● **PROBLEM DESCRIPTION**: From the entries below, copy each line in which the word "checked" occurs.

● **INFORMATION PROVIDED**:
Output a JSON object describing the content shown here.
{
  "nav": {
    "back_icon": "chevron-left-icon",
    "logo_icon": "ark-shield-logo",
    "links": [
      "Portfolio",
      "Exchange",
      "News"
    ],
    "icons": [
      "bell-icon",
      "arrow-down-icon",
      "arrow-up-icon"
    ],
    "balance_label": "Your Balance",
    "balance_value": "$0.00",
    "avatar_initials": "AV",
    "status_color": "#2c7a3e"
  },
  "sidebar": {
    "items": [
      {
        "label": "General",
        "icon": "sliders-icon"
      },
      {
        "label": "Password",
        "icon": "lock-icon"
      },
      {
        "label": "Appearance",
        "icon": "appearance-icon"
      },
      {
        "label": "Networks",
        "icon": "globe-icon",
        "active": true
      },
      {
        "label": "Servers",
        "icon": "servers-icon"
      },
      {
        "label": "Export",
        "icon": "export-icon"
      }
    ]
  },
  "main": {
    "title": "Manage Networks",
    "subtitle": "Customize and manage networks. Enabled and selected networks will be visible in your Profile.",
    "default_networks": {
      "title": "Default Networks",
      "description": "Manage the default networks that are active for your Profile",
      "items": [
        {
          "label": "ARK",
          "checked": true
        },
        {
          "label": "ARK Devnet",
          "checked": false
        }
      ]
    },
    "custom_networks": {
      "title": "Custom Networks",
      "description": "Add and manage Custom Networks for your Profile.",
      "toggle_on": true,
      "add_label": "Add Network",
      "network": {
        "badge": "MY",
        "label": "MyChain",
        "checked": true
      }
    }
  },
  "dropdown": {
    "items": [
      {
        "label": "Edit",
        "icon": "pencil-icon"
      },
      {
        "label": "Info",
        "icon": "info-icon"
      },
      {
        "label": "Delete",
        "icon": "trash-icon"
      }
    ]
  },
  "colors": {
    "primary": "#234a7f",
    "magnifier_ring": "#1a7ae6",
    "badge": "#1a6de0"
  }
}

● **WRITTEN ANSWER**:
          "checked": true
          "checked": false
        "checked": true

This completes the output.